Have you ever dreamed of living in an off-the-grid home so that you never have to pay a cent in utilities again? The world’s first Ecocapsule may be the answer you are looking for. Released at the end of 2015, the egg-shaped pod will be available for shipping soon. It is transportable, weighing 1,500kg and measuring 3m by 5m, and can be packed into a transport container or onto the back of a trailer. So it can be placed anywhere you like – maybe the mountains in winter, or the seaside in summer, on a riverbank for a fishing trip, or just alongside your house for a quiet studio.
Cool design meets sustainability

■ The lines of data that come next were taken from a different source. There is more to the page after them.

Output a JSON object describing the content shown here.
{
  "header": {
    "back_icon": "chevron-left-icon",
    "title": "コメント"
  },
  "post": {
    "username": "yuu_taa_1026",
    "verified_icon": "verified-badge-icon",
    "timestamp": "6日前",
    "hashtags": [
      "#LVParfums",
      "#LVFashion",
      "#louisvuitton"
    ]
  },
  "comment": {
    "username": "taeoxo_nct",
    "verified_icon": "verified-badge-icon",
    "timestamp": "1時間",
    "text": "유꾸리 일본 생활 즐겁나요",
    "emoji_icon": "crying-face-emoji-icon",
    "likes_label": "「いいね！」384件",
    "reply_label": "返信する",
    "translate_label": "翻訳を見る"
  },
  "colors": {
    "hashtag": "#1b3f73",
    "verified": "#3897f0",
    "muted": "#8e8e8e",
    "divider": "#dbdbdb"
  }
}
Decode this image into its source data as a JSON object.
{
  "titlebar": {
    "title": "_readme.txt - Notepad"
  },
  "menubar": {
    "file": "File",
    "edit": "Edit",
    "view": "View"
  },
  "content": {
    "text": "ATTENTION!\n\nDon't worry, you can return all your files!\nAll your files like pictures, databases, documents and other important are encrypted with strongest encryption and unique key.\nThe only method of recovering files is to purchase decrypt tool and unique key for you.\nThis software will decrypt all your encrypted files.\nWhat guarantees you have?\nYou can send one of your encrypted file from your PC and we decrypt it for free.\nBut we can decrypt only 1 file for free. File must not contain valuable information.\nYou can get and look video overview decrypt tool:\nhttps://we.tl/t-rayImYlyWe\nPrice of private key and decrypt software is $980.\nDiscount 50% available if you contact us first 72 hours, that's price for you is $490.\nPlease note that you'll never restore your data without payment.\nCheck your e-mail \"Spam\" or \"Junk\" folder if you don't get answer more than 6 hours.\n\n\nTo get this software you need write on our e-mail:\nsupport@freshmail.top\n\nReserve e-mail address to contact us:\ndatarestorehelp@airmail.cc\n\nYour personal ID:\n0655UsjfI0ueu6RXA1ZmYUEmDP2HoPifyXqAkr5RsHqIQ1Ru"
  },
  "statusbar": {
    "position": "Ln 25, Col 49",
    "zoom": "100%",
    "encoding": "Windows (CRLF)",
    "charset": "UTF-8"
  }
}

This little off-the-grid home, designed by Nice Architects, will provide sustainable electricity with solar panels and a wind turbine, which charge a 750 watt battery that can also charge your electric car. There is also a dual power system to give you a boost if sun and wind are scarce. Rainwater is collected as it runs off the outer surface, it is then filtered and stored below the pod to be used for the toilet, shower and mini-kitchen. The highly efficient design also allows for a double bed and storage space. The pod might suit nature lovers, scientists, artists and photographers, or anyone who might want to live off-the-grid, maybe even the hard put residents of high-rent areas like Manhattan. The only bitter pill concerning the Ecocapsule is the price, at a cool $86 000. That is approximately R1,5 million, but Nice Architects assure us that the price will come down in future.

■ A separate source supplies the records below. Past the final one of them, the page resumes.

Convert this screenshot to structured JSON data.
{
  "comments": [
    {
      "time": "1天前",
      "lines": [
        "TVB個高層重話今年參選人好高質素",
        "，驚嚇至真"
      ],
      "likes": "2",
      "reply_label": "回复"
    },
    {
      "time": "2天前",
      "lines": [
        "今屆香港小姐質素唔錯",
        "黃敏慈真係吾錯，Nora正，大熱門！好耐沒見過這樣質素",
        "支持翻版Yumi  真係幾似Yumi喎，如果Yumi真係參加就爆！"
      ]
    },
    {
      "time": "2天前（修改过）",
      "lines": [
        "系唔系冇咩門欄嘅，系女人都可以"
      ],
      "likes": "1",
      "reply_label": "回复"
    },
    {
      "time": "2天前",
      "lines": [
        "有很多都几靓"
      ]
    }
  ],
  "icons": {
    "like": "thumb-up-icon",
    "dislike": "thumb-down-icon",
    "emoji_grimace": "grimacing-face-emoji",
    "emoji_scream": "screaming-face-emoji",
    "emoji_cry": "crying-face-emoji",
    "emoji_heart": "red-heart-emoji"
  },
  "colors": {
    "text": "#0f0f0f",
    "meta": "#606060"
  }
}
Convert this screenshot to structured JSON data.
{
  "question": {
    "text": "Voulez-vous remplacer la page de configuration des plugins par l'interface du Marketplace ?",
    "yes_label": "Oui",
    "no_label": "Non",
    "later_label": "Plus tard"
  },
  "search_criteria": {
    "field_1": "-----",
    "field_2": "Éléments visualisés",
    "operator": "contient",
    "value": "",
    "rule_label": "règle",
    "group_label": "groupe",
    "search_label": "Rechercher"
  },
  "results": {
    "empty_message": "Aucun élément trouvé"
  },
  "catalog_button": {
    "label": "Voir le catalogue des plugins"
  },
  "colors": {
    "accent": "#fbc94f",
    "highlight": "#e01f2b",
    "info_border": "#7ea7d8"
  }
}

Renzo Piano, Italian architect well-known for designs such as the Shard, London also built an off-the-grid home that is a bit more affordable at $45 000 (approximately R75 000). The Pritzker-prize winning architect, made the Diogene prototype as an experiment in sustainable design for furniture company Vitra. The 3m by 2.5m house sports a living area complete with a foldaway desk and chair, sofa bed and hidden storage. In a separate area there is a composting toilet, shower plate and kitchenette with sink and refrigerator. The house is enclosed with a lightweight, durable shell made from cross-laminated cedar timber panels and a thin aluminum exterior that can withstand extremes in weather from heat to snowstorms. Solar panels power the geyser, interior LED lights, stove and fridge and rainwater is collected and stored in containers under the structure.
Build your own

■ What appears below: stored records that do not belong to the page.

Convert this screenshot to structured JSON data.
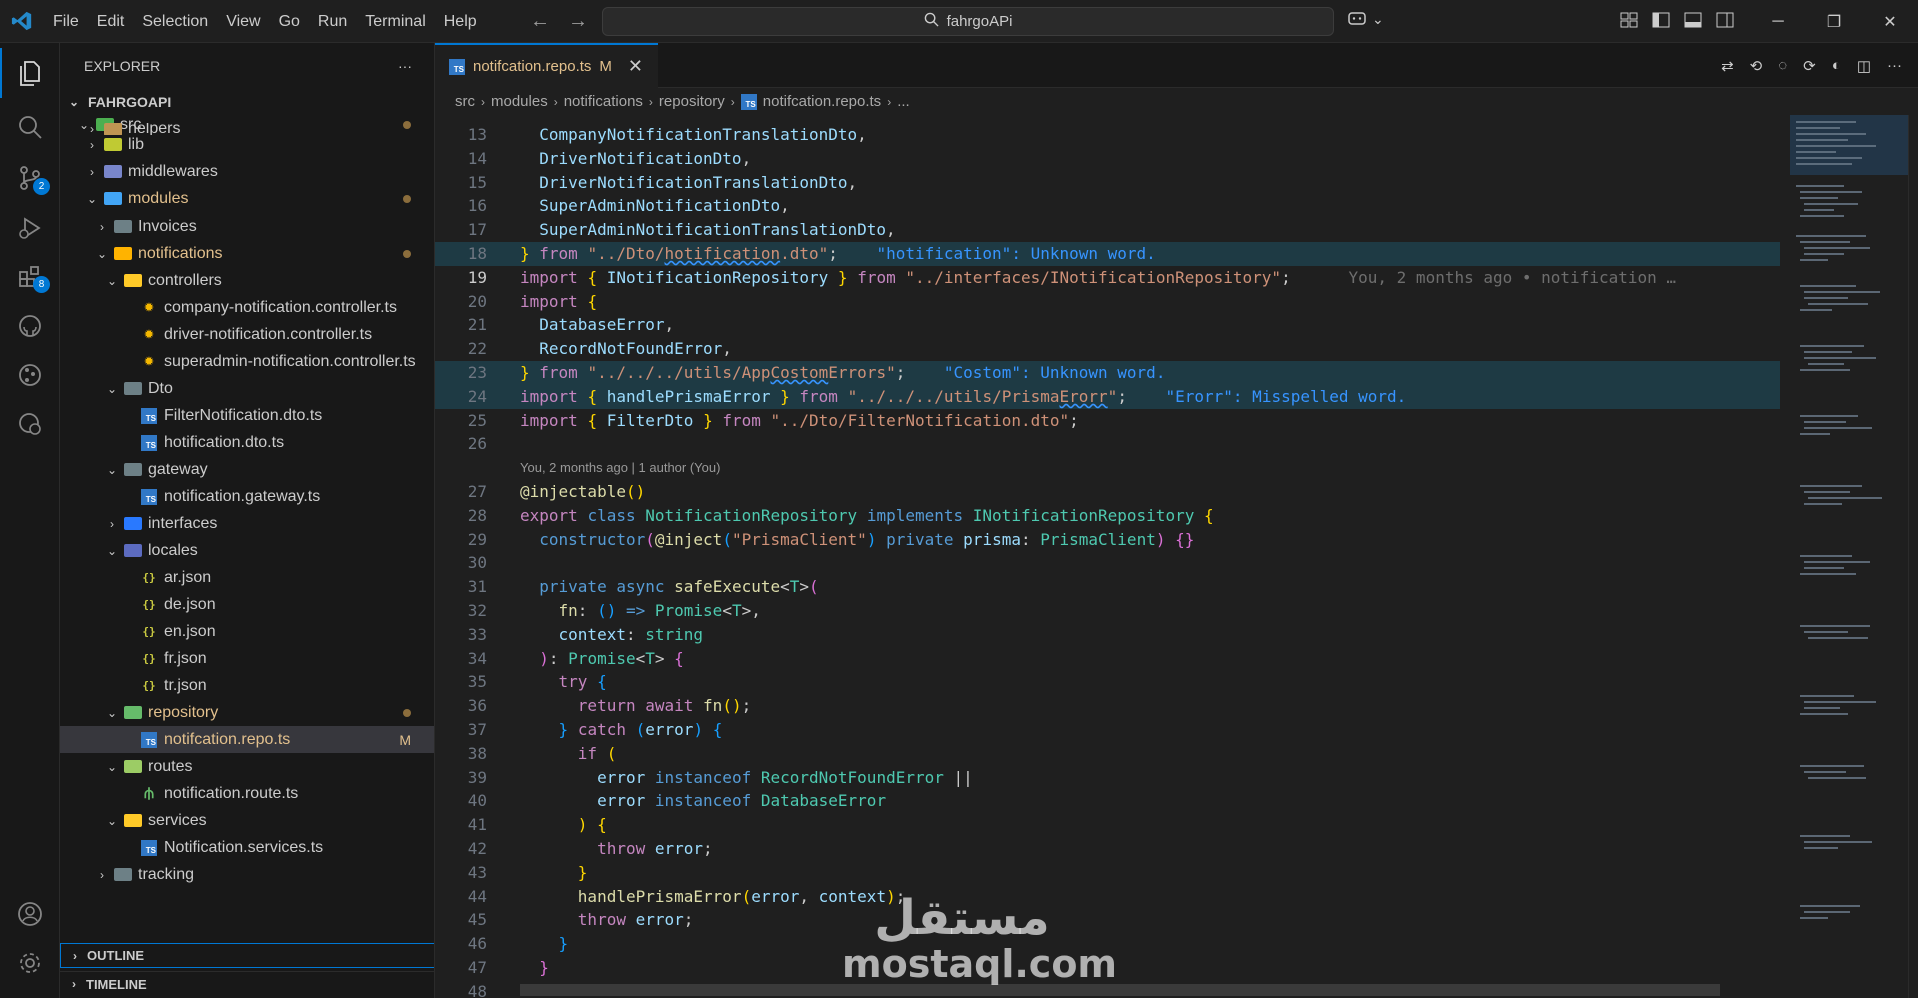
{
  "menu": [
    "File",
    "Edit",
    "Selection",
    "View",
    "Go",
    "Run",
    "Terminal",
    "Help"
  ],
  "search": {
    "text": "fahrgoAPi"
  },
  "activity": {
    "scm_badge": "2",
    "extensions_badge": "8"
  },
  "explorer": {
    "title": "EXPLORER",
    "more": "···",
    "root": "FAHRGOAPI",
    "rows": [
      {
        "label": "src"
      },
      {
        "label": "helpers"
      },
      {
        "label": "lib"
      },
      {
        "label": "middlewares"
      },
      {
        "label": "modules"
      },
      {
        "label": "Invoices"
      },
      {
        "label": "notifications"
      },
      {
        "label": "controllers"
      },
      {
        "label": "company-notification.controller.ts"
      },
      {
        "label": "driver-notification.controller.ts"
      },
      {
        "label": "superadmin-notification.controller.ts"
      },
      {
        "label": "Dto"
      },
      {
        "label": "FilterNotification.dto.ts"
      },
      {
        "label": "hotification.dto.ts"
      },
      {
        "label": "gateway"
      },
      {
        "label": "notification.gateway.ts"
      },
      {
        "label": "interfaces"
      },
      {
        "label": "locales"
      },
      {
        "label": "ar.json"
      },
      {
        "label": "de.json"
      },
      {
        "label": "en.json"
      },
      {
        "label": "fr.json"
      },
      {
        "label": "tr.json"
      },
      {
        "label": "repository"
      },
      {
        "label": "notifcation.repo.ts",
        "status": "M"
      },
      {
        "label": "routes"
      },
      {
        "label": "notification.route.ts"
      },
      {
        "label": "services"
      },
      {
        "label": "Notification.services.ts"
      },
      {
        "label": "tracking"
      }
    ],
    "outline": "OUTLINE",
    "timeline": "TIMELINE"
  },
  "editor": {
    "tab": {
      "label": "notifcation.repo.ts",
      "status": "M"
    },
    "breadcrumb": [
      "src",
      "modules",
      "notifications",
      "repository",
      "notifcation.repo.ts",
      "..."
    ],
    "blame_header": "You, 2 months ago | 1 author (You)",
    "line_numbers": [
      "13",
      "14",
      "15",
      "16",
      "17",
      "18",
      "19",
      "20",
      "21",
      "22",
      "23",
      "24",
      "25",
      "26",
      "",
      "27",
      "28",
      "29",
      "30",
      "31",
      "32",
      "33",
      "34",
      "35",
      "36",
      "37",
      "38",
      "39",
      "40",
      "41",
      "42",
      "43",
      "44",
      "45",
      "46",
      "47",
      "48"
    ],
    "diagnostics": {
      "l18": "\"hotification\": Unknown word.",
      "l19": "You, 2 months ago • notification …",
      "l23": "\"Costom\": Unknown word.",
      "l24": "\"Erorr\": Misspelled word."
    }
  },
  "watermark": {
    "arabic": "مستقل",
    "latin": "mostaql.com"
  },
  "colors": {
    "accent": "#0078d4",
    "modified": "#e2c08d"
  }
}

For South Africans, a financially viable off-the-grid home might mean making your own. The open source philosophy involves sharing ideas so that common people can benefit from expert knowledge. You can download the plans for your house for free from Wikihouse and it is made for easy assembly so the main cost will be the materials. Once you have downloaded the plans you can send them to a saw mill where pieces of your house will be cut by a computer numerical control (CNC) machine. This underlines sustainable design objectives – sourcing materials locally to minimise transport costs, and the process involves a minimum of production resources. You can also add solar panels and rain filters to your house to maximise sustainablity.
For more innovative ideas on sustainability design check out the Autodesk green building studio.
Image courtesy of Brightside